== Task ==
Each entry is to be reproduced verbatim, and images are to be omitted.

** Task input follows **

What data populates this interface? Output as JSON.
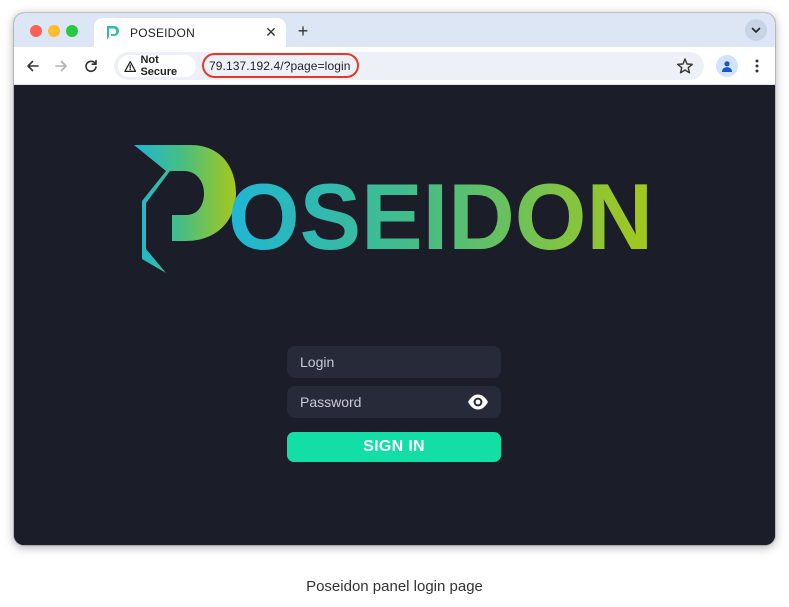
{
  "browser": {
    "tab_title": "POSEIDON",
    "security_label": "Not Secure",
    "url": "79.137.192.4/?page=login"
  },
  "page": {
    "logo_text": "POSEIDON",
    "login_placeholder": "Login",
    "password_placeholder": "Password",
    "signin_label": "SIGN IN"
  },
  "caption": "Poseidon panel login page",
  "colors": {
    "page_background": "#1b1d28",
    "input_background": "#272a38",
    "signin_button": "#13dea6",
    "logo_gradient_start": "#1fb6d6",
    "logo_gradient_end": "#a6c81a",
    "url_highlight": "#e03a2b"
  },
  "icons": [
    "poseidon-favicon",
    "close-icon",
    "plus-icon",
    "chevron-down-icon",
    "back-arrow-icon",
    "forward-arrow-icon",
    "reload-icon",
    "warning-icon",
    "star-icon",
    "profile-icon",
    "kebab-menu-icon",
    "eye-icon"
  ]
}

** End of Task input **

== The answer ==
What data populates this interface? Output as JSON.
{
  "browser": {
    "tab_title": "POSEIDON",
    "security_label": "Not Secure",
    "url": "79.137.192.4/?page=login"
  },
  "page": {
    "logo_text": "POSEIDON",
    "login_placeholder": "Login",
    "password_placeholder": "Password",
    "signin_label": "SIGN IN"
  },
  "caption": "Poseidon panel login page",
  "colors": {
    "page_background": "#1b1d28",
    "input_background": "#272a38",
    "signin_button": "#13dea6",
    "logo_gradient_start": "#1fb6d6",
    "logo_gradient_end": "#a6c81a",
    "url_highlight": "#e03a2b"
  },
  "icons": [
    "poseidon-favicon",
    "close-icon",
    "plus-icon",
    "chevron-down-icon",
    "back-arrow-icon",
    "forward-arrow-icon",
    "reload-icon",
    "warning-icon",
    "star-icon",
    "profile-icon",
    "kebab-menu-icon",
    "eye-icon"
  ]
}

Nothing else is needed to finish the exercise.